Side Effects Might Be More Harmful Than You Think
Those experiencing tinnitus might describe the sensation as irritating or distracting. Though certainly true, audiological issues often trigger more than just a personal annoyance. Depression, anxiety, sleep disturbances and poor concentration are common side effects of tinnitus – and sufferers may not even notice the correlation. Social connection and workplace productivity typically diminish, too, which can impact both professional career growth and personal wellbeing. Providing treatment for tinnitus to prevent members from letting the issue linger is an important consideration, and one that can lead to improved wellness and plan satisfaction.
Solutions Are Available and Affordable
Dozens of possible causes for tinnitus exist, including hearing loss, ear and sinus infections, heart disease, hormonal changes and even buildup of earwax. As tinnitus can present itself in a number of ways, approximately 15% of the public has struggled with this false and uncomfortable perception of sound. Sufferers often don’t realize that a simple solution like hearing aids can actually work to reduce the sensation, as certain devices have programs designed to mask the sounds with white noise. A trained provider can help mitigate individual concerns by adjusting the programs to focus on specific frequencies that match the patient’s symptoms. Though hearing aids aren’t the perfect solution for everyone, offering access to an affordable hearing health plan can lower costs and increase the likelihood that members seek help. In general, encouraging medical consultation through available benefits could be life changing for many.

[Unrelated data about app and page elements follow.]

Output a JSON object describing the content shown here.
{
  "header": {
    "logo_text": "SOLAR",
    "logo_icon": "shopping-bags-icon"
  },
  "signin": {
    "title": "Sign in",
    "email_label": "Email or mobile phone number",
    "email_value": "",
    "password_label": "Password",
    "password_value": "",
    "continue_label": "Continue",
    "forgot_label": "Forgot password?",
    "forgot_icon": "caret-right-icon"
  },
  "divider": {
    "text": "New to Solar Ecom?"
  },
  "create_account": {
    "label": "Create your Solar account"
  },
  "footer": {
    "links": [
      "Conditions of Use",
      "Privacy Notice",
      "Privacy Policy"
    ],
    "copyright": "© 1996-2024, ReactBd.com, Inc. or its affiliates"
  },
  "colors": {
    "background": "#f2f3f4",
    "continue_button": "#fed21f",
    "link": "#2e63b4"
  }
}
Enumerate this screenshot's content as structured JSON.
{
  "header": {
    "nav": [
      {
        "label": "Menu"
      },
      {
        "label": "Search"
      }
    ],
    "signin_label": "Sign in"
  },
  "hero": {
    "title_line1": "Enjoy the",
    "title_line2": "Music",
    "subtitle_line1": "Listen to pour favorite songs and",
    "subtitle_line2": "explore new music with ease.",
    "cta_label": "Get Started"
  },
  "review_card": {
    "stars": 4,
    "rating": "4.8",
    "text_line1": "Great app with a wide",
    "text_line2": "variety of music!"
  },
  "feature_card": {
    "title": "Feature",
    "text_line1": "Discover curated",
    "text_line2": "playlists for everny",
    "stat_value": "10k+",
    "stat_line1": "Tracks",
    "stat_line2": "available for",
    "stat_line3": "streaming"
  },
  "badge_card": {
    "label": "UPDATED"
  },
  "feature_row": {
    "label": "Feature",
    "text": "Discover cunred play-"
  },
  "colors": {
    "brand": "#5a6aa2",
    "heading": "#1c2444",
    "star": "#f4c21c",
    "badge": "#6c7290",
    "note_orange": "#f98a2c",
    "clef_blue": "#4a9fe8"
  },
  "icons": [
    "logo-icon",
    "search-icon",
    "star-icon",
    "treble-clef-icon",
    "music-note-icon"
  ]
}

Those with hearing concerns often avoid taking action to confront concerns like tinnitus due to lack of awareness, inaccessibility and fear of appearing old or disabled. However, people become more likely to start contemplating and researching solutions if they know that benefits are available to them. If you offer a hearing health plan like TruHearing, you can point clients and their members to plan resources for more information, while reducing any financial barriers to treatment. Prioritizing hearing health and promoting member education can benefit customers, employees and product managers alike.